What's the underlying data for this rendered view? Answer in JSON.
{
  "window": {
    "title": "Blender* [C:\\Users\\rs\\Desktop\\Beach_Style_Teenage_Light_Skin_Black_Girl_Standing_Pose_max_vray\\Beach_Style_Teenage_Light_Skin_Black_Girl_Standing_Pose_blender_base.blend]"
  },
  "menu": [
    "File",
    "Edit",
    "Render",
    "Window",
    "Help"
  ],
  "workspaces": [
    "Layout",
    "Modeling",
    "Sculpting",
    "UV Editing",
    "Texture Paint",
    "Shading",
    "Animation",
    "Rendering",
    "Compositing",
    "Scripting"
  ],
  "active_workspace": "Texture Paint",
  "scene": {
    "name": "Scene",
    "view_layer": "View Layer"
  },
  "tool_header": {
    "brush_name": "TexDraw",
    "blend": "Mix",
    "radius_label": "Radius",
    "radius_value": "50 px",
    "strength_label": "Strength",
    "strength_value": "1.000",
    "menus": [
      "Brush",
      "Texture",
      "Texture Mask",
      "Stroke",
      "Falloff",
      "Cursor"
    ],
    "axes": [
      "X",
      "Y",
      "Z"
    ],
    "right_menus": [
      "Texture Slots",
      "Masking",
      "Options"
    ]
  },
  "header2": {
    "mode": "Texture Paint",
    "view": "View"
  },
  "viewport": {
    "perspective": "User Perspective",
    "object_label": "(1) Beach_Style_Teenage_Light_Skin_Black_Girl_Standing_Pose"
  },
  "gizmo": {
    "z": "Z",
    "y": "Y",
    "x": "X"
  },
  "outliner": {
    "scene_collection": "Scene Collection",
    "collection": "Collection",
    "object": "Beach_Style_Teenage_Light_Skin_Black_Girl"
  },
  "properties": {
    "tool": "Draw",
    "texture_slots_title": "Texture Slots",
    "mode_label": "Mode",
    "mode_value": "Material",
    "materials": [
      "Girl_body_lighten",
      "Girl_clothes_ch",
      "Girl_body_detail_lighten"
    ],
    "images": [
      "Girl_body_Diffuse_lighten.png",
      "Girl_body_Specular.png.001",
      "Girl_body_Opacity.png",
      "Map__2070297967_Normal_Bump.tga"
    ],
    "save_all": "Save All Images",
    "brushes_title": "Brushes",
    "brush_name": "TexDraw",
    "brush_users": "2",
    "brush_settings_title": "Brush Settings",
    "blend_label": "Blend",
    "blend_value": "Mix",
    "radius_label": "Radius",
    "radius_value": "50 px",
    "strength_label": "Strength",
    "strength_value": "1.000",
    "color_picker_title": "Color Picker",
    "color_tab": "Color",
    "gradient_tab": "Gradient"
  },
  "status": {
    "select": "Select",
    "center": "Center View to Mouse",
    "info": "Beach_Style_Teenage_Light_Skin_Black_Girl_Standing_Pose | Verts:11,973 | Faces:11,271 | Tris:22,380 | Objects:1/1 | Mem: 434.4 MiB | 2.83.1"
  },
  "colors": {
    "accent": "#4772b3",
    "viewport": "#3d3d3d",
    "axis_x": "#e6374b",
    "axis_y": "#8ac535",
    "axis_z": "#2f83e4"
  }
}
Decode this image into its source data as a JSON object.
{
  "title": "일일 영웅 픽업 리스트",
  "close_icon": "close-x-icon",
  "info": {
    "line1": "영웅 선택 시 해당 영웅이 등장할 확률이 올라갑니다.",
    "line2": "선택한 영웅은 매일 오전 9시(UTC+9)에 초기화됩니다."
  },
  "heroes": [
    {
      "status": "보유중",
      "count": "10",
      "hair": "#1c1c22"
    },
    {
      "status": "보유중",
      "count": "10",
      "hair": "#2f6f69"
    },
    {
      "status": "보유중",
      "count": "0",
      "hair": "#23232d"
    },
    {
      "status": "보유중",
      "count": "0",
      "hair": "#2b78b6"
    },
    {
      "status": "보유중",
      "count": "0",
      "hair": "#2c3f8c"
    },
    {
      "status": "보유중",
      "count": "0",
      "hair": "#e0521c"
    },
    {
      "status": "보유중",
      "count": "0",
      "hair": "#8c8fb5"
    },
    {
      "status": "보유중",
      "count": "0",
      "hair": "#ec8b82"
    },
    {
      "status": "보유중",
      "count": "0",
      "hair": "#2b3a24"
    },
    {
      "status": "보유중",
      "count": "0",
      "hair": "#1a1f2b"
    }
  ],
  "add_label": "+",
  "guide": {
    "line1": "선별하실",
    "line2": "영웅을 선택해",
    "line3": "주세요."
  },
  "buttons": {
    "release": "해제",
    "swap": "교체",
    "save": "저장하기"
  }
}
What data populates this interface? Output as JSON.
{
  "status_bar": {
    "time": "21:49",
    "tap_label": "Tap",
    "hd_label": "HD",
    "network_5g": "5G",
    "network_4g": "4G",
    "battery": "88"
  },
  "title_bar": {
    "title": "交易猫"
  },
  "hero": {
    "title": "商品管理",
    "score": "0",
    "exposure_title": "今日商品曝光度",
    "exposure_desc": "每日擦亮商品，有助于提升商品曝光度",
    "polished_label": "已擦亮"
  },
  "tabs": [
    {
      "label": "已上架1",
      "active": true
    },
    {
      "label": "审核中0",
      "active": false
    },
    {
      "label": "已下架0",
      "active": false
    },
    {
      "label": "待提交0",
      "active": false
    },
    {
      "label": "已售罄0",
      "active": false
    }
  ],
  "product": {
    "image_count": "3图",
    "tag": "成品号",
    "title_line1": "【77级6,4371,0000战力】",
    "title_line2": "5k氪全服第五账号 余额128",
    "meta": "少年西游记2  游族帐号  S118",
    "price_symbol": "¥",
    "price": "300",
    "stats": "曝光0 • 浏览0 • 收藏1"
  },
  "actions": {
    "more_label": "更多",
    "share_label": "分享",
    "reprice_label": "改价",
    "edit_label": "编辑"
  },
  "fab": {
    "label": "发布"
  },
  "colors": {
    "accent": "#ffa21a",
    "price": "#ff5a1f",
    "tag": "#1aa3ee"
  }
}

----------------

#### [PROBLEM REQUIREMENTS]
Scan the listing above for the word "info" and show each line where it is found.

#### [ANSWER SECTION]
    "info": "Beach_Style_Teenage_Light_Skin_Black_Girl_Standing_Pose | Verts:11,973 | Faces:11,271 | Tris:22,380 | Objects:1/1 | Mem: 434.4 MiB | 2.83.1"
  "info": {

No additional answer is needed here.